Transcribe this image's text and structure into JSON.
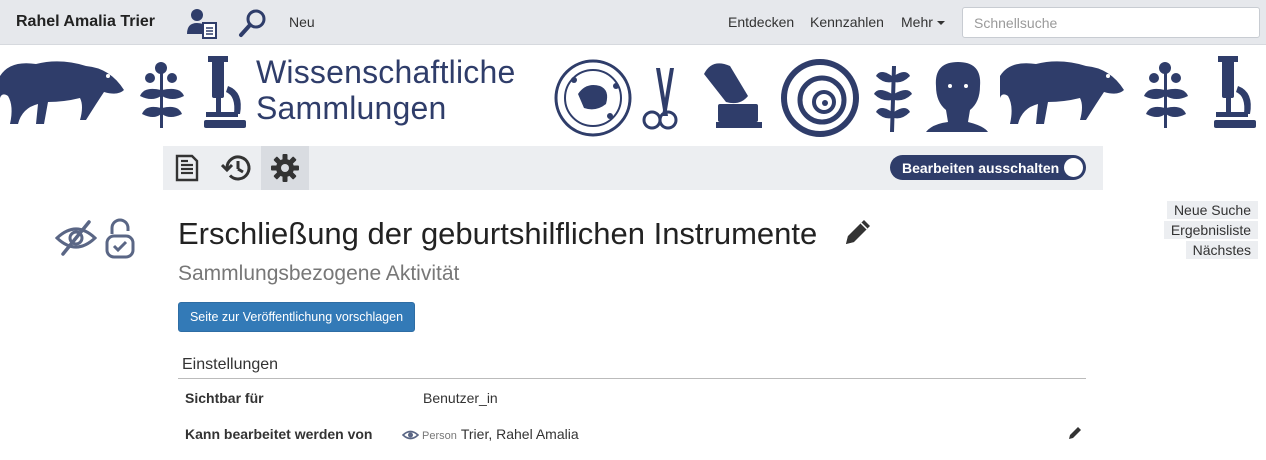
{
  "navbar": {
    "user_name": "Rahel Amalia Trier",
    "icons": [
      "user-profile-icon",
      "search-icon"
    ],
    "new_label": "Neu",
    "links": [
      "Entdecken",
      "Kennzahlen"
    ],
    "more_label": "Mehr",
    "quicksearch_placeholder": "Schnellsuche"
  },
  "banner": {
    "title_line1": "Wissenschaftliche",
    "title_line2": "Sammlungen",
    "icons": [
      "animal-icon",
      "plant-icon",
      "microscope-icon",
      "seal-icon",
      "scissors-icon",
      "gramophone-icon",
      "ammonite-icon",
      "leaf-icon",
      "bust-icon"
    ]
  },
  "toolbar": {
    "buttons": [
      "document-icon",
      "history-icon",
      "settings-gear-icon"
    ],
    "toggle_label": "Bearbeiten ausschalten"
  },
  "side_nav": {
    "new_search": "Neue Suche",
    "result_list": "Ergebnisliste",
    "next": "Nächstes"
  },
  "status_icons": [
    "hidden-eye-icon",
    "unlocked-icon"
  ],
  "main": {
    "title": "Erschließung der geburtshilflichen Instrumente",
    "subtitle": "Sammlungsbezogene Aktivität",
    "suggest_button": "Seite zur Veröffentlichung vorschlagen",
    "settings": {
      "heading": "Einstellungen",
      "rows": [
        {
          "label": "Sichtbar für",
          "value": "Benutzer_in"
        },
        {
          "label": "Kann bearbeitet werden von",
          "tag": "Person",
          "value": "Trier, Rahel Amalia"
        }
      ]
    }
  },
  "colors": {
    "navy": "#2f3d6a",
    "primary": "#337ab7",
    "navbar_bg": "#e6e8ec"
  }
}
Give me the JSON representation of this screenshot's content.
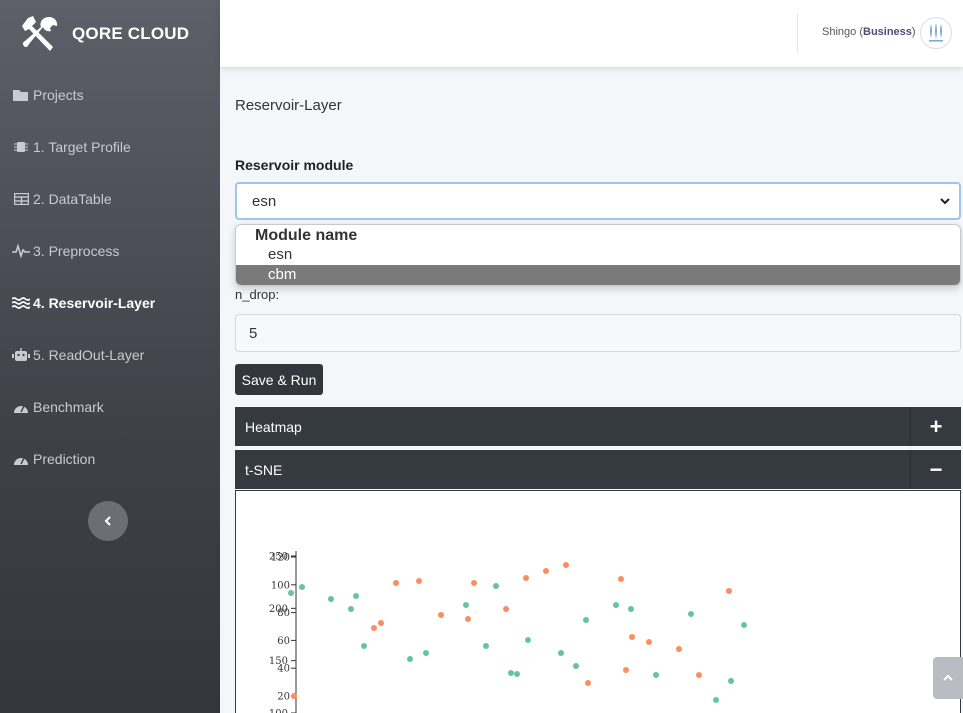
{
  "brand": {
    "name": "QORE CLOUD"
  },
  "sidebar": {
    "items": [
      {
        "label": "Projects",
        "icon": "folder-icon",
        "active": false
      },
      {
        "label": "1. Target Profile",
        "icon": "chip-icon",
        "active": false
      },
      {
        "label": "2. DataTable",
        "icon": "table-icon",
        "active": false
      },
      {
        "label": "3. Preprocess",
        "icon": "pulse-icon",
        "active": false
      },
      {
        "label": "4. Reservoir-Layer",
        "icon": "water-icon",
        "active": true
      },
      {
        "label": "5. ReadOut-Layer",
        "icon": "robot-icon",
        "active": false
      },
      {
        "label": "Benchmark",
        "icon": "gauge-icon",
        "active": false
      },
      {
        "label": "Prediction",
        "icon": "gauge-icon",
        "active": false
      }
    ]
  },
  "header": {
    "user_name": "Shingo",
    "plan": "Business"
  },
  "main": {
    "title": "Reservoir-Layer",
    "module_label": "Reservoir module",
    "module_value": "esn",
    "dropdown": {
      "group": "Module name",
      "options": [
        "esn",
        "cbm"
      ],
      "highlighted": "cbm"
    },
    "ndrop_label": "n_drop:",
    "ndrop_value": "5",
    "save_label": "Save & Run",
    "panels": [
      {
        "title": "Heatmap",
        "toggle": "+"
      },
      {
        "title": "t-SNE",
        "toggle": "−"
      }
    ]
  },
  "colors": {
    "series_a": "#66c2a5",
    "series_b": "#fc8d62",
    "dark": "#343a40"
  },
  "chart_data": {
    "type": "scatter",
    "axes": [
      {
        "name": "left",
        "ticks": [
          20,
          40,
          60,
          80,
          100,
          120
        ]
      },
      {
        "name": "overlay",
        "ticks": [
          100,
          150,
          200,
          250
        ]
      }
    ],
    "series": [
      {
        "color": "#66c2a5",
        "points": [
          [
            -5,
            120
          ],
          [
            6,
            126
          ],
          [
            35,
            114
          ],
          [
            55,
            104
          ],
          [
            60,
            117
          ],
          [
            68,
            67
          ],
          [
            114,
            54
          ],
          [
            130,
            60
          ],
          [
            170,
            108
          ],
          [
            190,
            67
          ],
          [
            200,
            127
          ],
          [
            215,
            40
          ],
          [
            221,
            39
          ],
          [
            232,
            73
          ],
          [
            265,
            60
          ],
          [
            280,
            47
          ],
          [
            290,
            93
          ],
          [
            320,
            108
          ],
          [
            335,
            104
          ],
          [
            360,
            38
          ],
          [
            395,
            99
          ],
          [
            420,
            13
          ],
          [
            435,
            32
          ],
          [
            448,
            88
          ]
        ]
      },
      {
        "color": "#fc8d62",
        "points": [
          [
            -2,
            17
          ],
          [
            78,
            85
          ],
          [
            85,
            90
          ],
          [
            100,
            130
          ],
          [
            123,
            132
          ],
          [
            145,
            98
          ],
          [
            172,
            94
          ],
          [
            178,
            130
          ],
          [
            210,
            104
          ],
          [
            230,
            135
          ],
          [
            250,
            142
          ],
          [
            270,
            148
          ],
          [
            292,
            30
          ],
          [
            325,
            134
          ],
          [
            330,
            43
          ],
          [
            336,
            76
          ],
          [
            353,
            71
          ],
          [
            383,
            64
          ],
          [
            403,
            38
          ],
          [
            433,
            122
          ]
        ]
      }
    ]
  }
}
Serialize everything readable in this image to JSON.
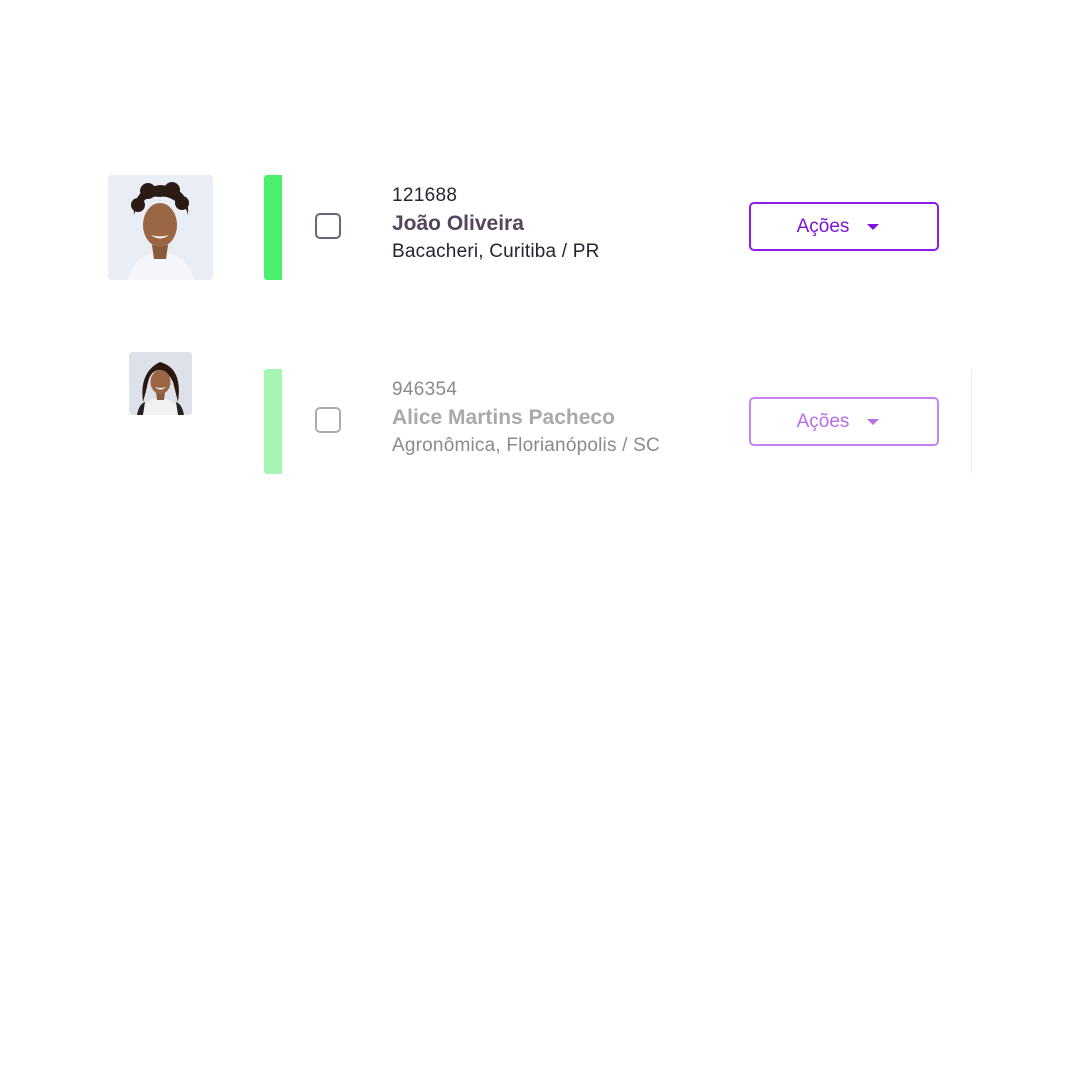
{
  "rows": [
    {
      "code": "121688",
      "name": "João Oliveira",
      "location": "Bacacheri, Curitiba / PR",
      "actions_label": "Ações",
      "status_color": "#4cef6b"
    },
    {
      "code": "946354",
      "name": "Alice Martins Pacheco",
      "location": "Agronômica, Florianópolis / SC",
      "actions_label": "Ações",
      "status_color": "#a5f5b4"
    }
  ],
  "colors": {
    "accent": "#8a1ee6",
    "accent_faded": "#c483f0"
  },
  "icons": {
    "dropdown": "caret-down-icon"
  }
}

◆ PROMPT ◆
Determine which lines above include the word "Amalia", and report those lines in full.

◆ ANSWER TO THIS EXERCISE ◆
    "user_name": "Rahel Amalia Trier",
          "value": "Trier, Rahel Amalia"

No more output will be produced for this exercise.